**What to work on**
An exact, complete copy of the data is all that is needed.

═══ Information supplied ═══

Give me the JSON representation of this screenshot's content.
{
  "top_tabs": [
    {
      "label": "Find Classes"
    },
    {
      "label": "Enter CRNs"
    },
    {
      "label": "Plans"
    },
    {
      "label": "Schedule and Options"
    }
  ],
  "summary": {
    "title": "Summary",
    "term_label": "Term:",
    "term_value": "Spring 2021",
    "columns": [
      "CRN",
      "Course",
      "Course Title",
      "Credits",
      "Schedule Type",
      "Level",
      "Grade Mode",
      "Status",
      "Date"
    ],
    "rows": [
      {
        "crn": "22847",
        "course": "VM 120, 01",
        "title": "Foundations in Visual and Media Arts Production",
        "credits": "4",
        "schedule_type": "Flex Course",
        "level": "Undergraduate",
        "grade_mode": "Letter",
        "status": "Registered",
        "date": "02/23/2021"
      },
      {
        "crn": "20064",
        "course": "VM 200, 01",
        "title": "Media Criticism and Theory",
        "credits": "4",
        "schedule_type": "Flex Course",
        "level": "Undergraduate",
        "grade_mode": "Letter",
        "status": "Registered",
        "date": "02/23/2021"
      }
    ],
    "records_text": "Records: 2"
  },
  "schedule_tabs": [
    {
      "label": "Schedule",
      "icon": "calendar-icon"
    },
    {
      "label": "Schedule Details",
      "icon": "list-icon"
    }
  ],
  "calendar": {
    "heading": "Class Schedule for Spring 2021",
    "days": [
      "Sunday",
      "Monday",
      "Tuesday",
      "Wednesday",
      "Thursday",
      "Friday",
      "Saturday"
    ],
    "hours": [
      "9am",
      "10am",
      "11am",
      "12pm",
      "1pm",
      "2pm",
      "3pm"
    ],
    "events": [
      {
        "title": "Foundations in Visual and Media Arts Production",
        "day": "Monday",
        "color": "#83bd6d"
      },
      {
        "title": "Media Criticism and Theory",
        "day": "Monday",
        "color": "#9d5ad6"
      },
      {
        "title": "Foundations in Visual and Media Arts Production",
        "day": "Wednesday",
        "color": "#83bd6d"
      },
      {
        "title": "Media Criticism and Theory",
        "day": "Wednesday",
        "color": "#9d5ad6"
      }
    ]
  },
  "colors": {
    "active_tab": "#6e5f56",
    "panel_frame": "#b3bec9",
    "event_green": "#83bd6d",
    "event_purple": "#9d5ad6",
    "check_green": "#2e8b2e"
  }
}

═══

**Answer to this exercise**
Give me the JSON representation of this screenshot's content.
{
  "top_tabs": [
    {
      "label": "Find Classes"
    },
    {
      "label": "Enter CRNs"
    },
    {
      "label": "Plans"
    },
    {
      "label": "Schedule and Options"
    }
  ],
  "summary": {
    "title": "Summary",
    "term_label": "Term:",
    "term_value": "Spring 2021",
    "columns": [
      "CRN",
      "Course",
      "Course Title",
      "Credits",
      "Schedule Type",
      "Level",
      "Grade Mode",
      "Status",
      "Date"
    ],
    "rows": [
      {
        "crn": "22847",
        "course": "VM 120, 01",
        "title": "Foundations in Visual and Media Arts Production",
        "credits": "4",
        "schedule_type": "Flex Course",
        "level": "Undergraduate",
        "grade_mode": "Letter",
        "status": "Registered",
        "date": "02/23/2021"
      },
      {
        "crn": "20064",
        "course": "VM 200, 01",
        "title": "Media Criticism and Theory",
        "credits": "4",
        "schedule_type": "Flex Course",
        "level": "Undergraduate",
        "grade_mode": "Letter",
        "status": "Registered",
        "date": "02/23/2021"
      }
    ],
    "records_text": "Records: 2"
  },
  "schedule_tabs": [
    {
      "label": "Schedule",
      "icon": "calendar-icon"
    },
    {
      "label": "Schedule Details",
      "icon": "list-icon"
    }
  ],
  "calendar": {
    "heading": "Class Schedule for Spring 2021",
    "days": [
      "Sunday",
      "Monday",
      "Tuesday",
      "Wednesday",
      "Thursday",
      "Friday",
      "Saturday"
    ],
    "hours": [
      "9am",
      "10am",
      "11am",
      "12pm",
      "1pm",
      "2pm",
      "3pm"
    ],
    "events": [
      {
        "title": "Foundations in Visual and Media Arts Production",
        "day": "Monday",
        "color": "#83bd6d"
      },
      {
        "title": "Media Criticism and Theory",
        "day": "Monday",
        "color": "#9d5ad6"
      },
      {
        "title": "Foundations in Visual and Media Arts Production",
        "day": "Wednesday",
        "color": "#83bd6d"
      },
      {
        "title": "Media Criticism and Theory",
        "day": "Wednesday",
        "color": "#9d5ad6"
      }
    ]
  },
  "colors": {
    "active_tab": "#6e5f56",
    "panel_frame": "#b3bec9",
    "event_green": "#83bd6d",
    "event_purple": "#9d5ad6",
    "check_green": "#2e8b2e"
  }
}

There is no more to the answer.